Darko Šeparović

Croatia

Darko Šeparović born in 1987, grew up in Vela Luka on the island of Korčula (Croatia). He graduated from the Faculty of Architecture in Zagreb. He has published poetry and prose, as well as literary reviews and interviews in Zarez, Quorum, Autsajderski fragmenti, knjigomat.com, agoncasopis.com and elsewhere. His short story Uredan rukopis (Neat handwriting) was published within the collective book Ispod stola (Underneath the Table). For the manuscript Privikavanje (Adjusting) he was commended at the competition for the award Goran for young poets in 2012, while the manuscript Autopilot brought him the award Na vrh jezika for best young poet in 2014/15. He owns a boat skipper license. He lives between Vela Luka and Zagreb.


Kruno Lokotar, the editor of Autopilot considers Šeparović’s first work to be “one of those collections which, and I am risking of sounding arrogant in my prediction because I am completely certain about it, will be declared the new voice of a coming generation, or something like that, after which it will gain a cult status and with time approach classic poetry and ingrain itself in memory”. The burden is of course on the author to justify such high expectations with new publications. There seems to be no need for concern, since the width of Šaparović’s poetic scope is exceptional, the space for maneuver is wide and yet, at the same time, poetically defined.

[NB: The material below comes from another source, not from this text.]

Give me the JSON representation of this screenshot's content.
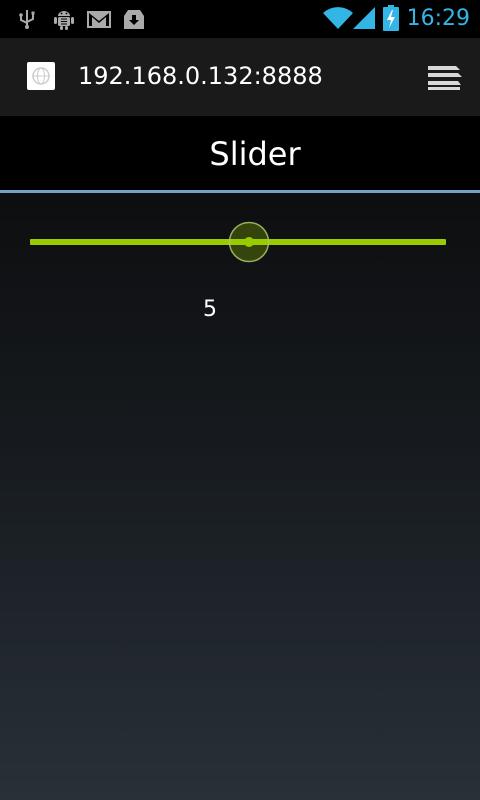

Darko Šeparović produces verses with ease which could become refrains and prop-phrases: new age will always be written in italics / all romance has deadly statistics; originally combining juxtaposed elements we'll certainly find something/ warm and sharp/ a two-way ticket // the knife in your hand; humorously twisting perspectives: I think that for every broken glass / you say; it's not me / it's the glass; creating urban-lyrical melancholic ambient: they are measuring how soon the snow will amputate the roads / after that / there is no going on. With such tools, which reflect his bread-winning profession, architecture, with poems whose architecture lies on exuberant but not wild associations, and when part of the vocabulary is taken from his profession – you can truly say that this collection has an autopilot. It surely flies without much pushing and interventions, and it certainly lands softly on the better pages of our contemporary poetry.

According to a popular poet and prose writer, Ivica Pretrnjača, “Autopilot by Darko Šeparović certainly belongs to the top when it comes to the quality of the books which were published as part of the Na vrh jezika competition,” and it seems to him that it is “one of the better books of poetry published in 2015, a year with little published poetry.”

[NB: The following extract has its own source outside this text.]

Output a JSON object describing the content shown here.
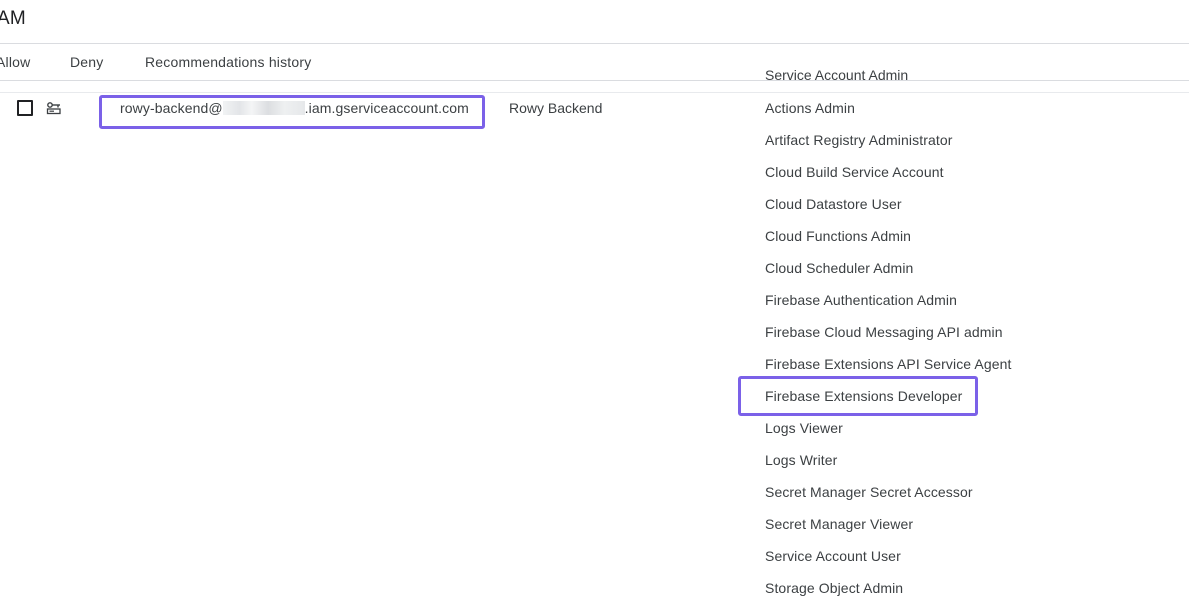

            Šeparović’s poems are contemporary in the full sense of the word – not only because they poetically correspond with the dominant direction of Croatian poetic production, as well as that of the Western literary scene in general, but also because they are very directly – in a thematic and motivational sense, as well as by the espoused worldview – ascribed to the so-called generation Y, immersed into the vibrant and poly-perspective raster of the hyper computerized, stratified world around us, which allows itself to be more and more, consciously or subconsciously, identified with its own simulacrum. The poet’s verses marginally touch upon the basic problems of this age, dealing with: social anomalies which result from the late capitalist final usurpation of work in favor of profit, the fate of the “freeman” and the precarious “creative class”; in a somewhat resigned way, it also deals with the edges of urban melancholy – the day and night routine of thousands of young women and men of similar age, whose lives are torn between the more or less established urban existence, the tendency towards a realization of self in some field of art, and endless night parties which result in a general generation-wide hangover.

            Thinking about the relationship between architecture and literature, and the society that frames them, the author writes: “There is exactly as much architecture in my poetry as there are subjects in the architectural profession today, meaning, very little. One of the deficiencies of architecture when compared to literature is the 1:1 measure. For a complete experience of a space, we need to enter buildings, touch walls, and spend a certain amount of time in a house, open doors, while we can always carry a book with us. Entering a poem/story/novel is different from entering into architecture in the same way that turning a page is different from walking through a building, mechanically and cognitively. In creating literature we have a moral and aesthetic responsibility exclusively towards the text and ourselves. There are no investors hovering above the page, or lawmakers who determine what can and cannot be built. In that sense, literature can save us in a way, even though words are sometimes more deadly than the poorly set concrete foundations.”

Audio recording: Darko Šeparović reads with the music of Emil Andreis / live @ Funk Club

https://m.soundcloud.com/user-693463341/live-funk-zagreb-2016-05-05